Experimental Political Science and the Study of Causality: From Nature to the Lab

Front Cover
Cambridge University Press, Aug 6, 2010 - Political Science
0 Reviews
Increasingly, political scientists use the term 'experiment' or 'experimental' to describe their empirical research. One of the primary reasons for doing so is the advantage of experiments in establishing causal inferences. In this book, Rebecca B. Morton and Kenneth C. Williams discuss in detail how experiments and experimental reasoning with observational data can help researchers determine causality. They explore how control and random assignment mechanisms work, examining both the Rubin causal model and the formal theory approaches to causality. They also cover general topics in experimentation such as the history of experimentation in political science; internal and external validity of experimental research; types of experiments - field, laboratory, virtual, and survey - and how to choose, recruit, and motivate subjects in experiments. They investigate ethical issues in experimentation, the process of securing approval from institutional review boards for human subject research, and the use of deception in experimentation.

What people are saying - Write a review

We haven't found any reviews in the usual places.


II Experimental ReasoningAbout Causality
III What Makes a Good Experiment?
IV Ethics
V Conclusion
Author Index
Subject Index

Common terms and phrases

About the author (2010)
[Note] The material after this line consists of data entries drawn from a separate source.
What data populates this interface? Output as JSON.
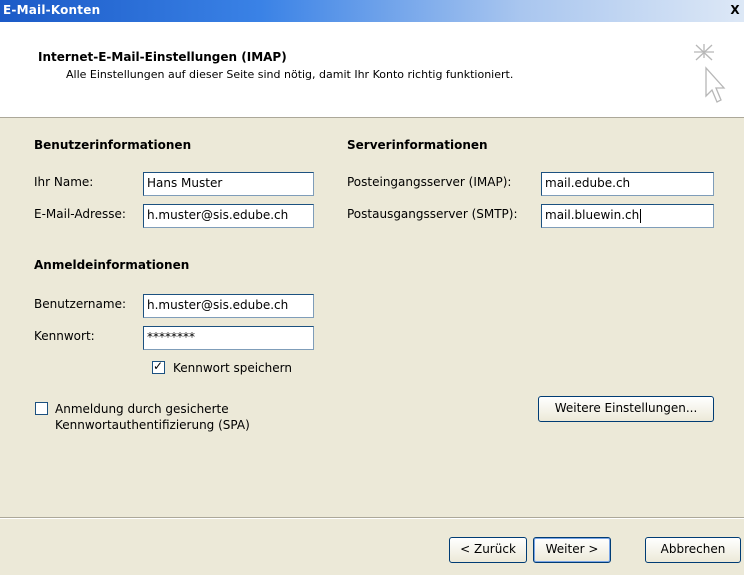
{
  "window": {
    "title": "E-Mail-Konten",
    "close_label": "X"
  },
  "header": {
    "title": "Internet-E-Mail-Einstellungen (IMAP)",
    "subtitle": "Alle Einstellungen auf dieser Seite sind nötig, damit Ihr Konto richtig funktioniert."
  },
  "user_info": {
    "heading": "Benutzerinformationen",
    "name_label": "Ihr Name:",
    "name_value": "Hans Muster",
    "email_label": "E-Mail-Adresse:",
    "email_value": "h.muster@sis.edube.ch"
  },
  "server_info": {
    "heading": "Serverinformationen",
    "incoming_label": "Posteingangsserver (IMAP):",
    "incoming_value": "mail.edube.ch",
    "outgoing_label": "Postausgangsserver (SMTP):",
    "outgoing_value": "mail.bluewin.ch"
  },
  "login_info": {
    "heading": "Anmeldeinformationen",
    "username_label": "Benutzername:",
    "username_value": "h.muster@sis.edube.ch",
    "password_label": "Kennwort:",
    "password_value": "********",
    "remember_label": "Kennwort speichern",
    "remember_checked": true
  },
  "spa": {
    "label_line1": "Anmeldung durch gesicherte",
    "label_line2": "Kennwortauthentifizierung (SPA)",
    "checked": false
  },
  "buttons": {
    "more_settings": "Weitere Einstellungen...",
    "back": "< Zurück",
    "next": "Weiter >",
    "cancel": "Abbrechen"
  },
  "colors": {
    "title_bar": "#1b5ac7",
    "dialog_bg": "#ece9d8",
    "field_border": "#7f9db9"
  }
}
Rebecca B. Morton is a Professor in the Wilf Family Department of Politics at New York University. She received her Ph.D. from Tulane University and has held academic positions at Tulane, Texas A & M University, University of Iowa, University of California San Diego, and University of Houston. She was a Visiting Scholar at the Center for the Study of Democratic Politics at the Woodrow Wilson School at Princeton University, the Russell Sage Foundation, and the Hanse-Wissenschaftkolleg in Delmenhorst, Germany. Her book Learning by Voting: Sequential Choices in Presidential Primaries and Other Elections (with Kenneth Williams, 2001) addresses the effects of voting sequentially, as in presidential primaries in the United States. Her more recent book, Analyzing Elections (2006), is a comprehensive study of the American electoral process. Morton also considered the complexity of empirical evaluation of formal models in her book Methods and Models: A Guide to the Empirical Analysis of Formal Models in Political Science (Cambridge University Press, 1999). Her research has appeared in the American Economic Review, the American Journal of Political Science, the American Political Science Review, the Journal of Law and Economics, the Review of Economics and Statistics, and the Review of Economic Studies.

Kenneth C. Williams is currently a Professor of Political Science at Michigan State University. He received his Ph.D. from the University of Texas at Austin and did a postdoctoral fellowship at Massachusetts Institute of Technology. He was a Visiting Professor at the University of California at Santa Barbara and also taught several summer courses at Birkbeck, University of London. He has published articles in the American Political Science Review, the American Journal of Political Science, Experimental Economics, Economics and Politics, the Journal of Theoretical Politics, and Public Choice. He is also co-author of Learning by Voting (with Rebecca Morton, 2001).

Bibliographic information